● Required work
Report every line below that holds the word "data".

+ + + + +

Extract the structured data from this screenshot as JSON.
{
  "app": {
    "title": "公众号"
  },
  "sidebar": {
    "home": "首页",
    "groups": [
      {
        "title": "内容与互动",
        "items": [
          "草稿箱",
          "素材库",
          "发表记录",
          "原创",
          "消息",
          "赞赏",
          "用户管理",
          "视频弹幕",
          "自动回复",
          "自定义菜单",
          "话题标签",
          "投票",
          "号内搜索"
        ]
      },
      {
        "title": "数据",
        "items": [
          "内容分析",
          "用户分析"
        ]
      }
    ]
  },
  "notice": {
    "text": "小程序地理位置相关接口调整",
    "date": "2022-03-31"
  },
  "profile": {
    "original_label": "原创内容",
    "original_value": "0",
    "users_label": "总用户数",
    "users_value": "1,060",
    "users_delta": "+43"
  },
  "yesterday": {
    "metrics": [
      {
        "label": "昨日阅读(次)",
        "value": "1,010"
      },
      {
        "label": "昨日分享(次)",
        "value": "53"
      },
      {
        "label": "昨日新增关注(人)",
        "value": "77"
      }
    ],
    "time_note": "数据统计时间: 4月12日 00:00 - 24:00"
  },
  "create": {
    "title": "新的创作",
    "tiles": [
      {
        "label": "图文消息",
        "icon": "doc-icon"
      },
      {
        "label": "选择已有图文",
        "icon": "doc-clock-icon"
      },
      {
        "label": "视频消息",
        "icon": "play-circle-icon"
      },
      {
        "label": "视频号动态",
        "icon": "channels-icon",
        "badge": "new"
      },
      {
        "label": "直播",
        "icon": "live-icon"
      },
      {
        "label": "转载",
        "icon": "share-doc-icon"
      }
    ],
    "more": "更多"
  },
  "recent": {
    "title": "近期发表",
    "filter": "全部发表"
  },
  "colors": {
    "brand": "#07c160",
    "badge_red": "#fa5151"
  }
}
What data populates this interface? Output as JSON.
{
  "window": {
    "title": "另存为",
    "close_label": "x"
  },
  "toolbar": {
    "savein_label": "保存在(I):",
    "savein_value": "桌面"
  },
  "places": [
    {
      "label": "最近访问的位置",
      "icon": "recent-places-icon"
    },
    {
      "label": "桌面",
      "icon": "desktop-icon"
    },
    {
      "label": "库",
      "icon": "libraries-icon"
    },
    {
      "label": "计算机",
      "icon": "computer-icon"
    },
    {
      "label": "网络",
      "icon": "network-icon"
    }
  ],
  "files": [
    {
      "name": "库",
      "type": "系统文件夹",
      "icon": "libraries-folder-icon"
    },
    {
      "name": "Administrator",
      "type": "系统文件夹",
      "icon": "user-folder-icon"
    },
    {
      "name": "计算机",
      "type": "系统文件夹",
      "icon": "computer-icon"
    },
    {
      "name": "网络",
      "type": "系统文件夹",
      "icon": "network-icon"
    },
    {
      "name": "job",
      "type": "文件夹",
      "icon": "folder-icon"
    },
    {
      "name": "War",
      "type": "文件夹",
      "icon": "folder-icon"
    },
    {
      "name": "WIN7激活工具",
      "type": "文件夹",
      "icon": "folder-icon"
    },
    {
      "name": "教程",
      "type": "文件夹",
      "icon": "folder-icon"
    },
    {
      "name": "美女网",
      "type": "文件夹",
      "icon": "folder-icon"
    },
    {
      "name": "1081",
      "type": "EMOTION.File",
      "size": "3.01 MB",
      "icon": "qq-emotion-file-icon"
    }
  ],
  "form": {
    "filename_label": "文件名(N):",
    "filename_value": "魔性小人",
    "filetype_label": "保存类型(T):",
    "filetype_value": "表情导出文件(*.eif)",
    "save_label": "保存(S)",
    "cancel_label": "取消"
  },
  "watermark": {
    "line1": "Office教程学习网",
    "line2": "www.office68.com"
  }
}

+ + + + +

● Your solution
Extract the structured data from this screenshot as JSON.
What data populates this interface? Output as JSON.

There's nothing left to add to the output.